    Dry Heat Oven
  2. Moist Heat Depyrogenation:

    Moist heat depyrogenation, also known as steam sterilization or autoclaving, utilizes high-pressure steam to achieve sterilization and pyrogen reduction. The combination of heat and moisture helps in the inactivation of pyrogens. The typical operating conditions for moist heat depyrogenation are 121-134°C at a pressure of 15-30 psi, with a sterilization duration of around 15-30 minutes.

Both dry heat and moist heat depyrogenation methods have their advantages and limitations. Dry heat depyrogenation is suitable for heat-resistant items such as glassware and certain metal components, while moist heat depyrogenation is more commonly used for heat-stable materials and equipment that can withstand the moisture associated with steam sterilization.

Depyrogenation Equipment

There are several types of equipment commonly used for depyrogenation in pharmaceutical and medical device industries. The choice of equipment depends on the specific requirements of the process and the items being depyrogenated. Here are some commonly used depyrogenation equipment:

  1. Dry Heat Ovens:

    Dry heat ovens, also known as depyrogenation ovens, are designed to provide controlled high temperatures for the removal of pyrogens. They are typically used for depyrogenation of glassware, metal equipment, and heat-resistant materials. Dry heat ovens operate at elevated temperatures, typically ranging from 200°C to 400°C and require a defined exposure time to achieve effective pyrogen reduction.

  2. Autoclaves:

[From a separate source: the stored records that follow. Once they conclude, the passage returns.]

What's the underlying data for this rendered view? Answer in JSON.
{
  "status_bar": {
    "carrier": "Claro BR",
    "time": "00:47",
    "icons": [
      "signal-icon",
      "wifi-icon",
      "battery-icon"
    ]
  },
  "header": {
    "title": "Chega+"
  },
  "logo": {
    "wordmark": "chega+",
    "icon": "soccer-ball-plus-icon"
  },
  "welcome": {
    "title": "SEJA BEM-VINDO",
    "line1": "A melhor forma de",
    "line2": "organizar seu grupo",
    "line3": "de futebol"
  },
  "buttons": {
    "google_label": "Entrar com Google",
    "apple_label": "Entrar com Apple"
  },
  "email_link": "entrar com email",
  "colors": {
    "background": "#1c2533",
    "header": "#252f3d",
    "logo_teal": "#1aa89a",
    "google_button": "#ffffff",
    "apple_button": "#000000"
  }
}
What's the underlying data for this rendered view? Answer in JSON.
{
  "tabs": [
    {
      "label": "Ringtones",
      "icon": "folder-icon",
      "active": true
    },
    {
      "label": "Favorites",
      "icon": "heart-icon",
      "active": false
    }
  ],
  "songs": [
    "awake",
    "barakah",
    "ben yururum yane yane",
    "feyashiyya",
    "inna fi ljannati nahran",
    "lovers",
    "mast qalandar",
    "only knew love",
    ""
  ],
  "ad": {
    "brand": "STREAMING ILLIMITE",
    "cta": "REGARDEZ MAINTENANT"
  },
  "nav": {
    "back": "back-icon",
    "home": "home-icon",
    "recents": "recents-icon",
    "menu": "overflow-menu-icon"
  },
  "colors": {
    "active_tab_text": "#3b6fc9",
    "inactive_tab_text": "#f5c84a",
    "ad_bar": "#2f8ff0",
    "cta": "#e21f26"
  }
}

    Autoclaves are widely used for sterilization and can also be utilized for depyrogenation. Moist heat autoclaves use high-pressure steam to achieve sterilization and pyrogen reduction. They are commonly used for depyrogenation of heat-stable materials, such as reusable glassware, stainless steel equipment, and certain medical devices. Autoclaves operate at temperatures ranging from 121°C to 134°C and require a defined exposure time to ensure effective depyrogenation.

  3. Tunnel Sterilizers:

    Tunnel sterilizers, also known as continuous sterilizers, are used for large-scale depyrogenation of pharmaceutical products or containers. They are designed to pass the items through a temperature-controlled tunnel where hot air is circulated to achieve depyrogenation. Tunnel sterilizers are commonly used in the pharmaceutical industry for depyrogenation of vials, ampoules, and other container systems.

  4. In-line Depyrogenation Systems:

    In-line depyrogenation systems are designed to integrate into a production line to achieve continuous depyrogenation of products. These systems typically utilize high-temperature zones or methods such as dry heat or steam to remove pyrogens from products as they pass through the system. In-line depyrogenation systems are commonly used for depyrogenation of pharmaceutical solutions, parenteral products, and medical devices.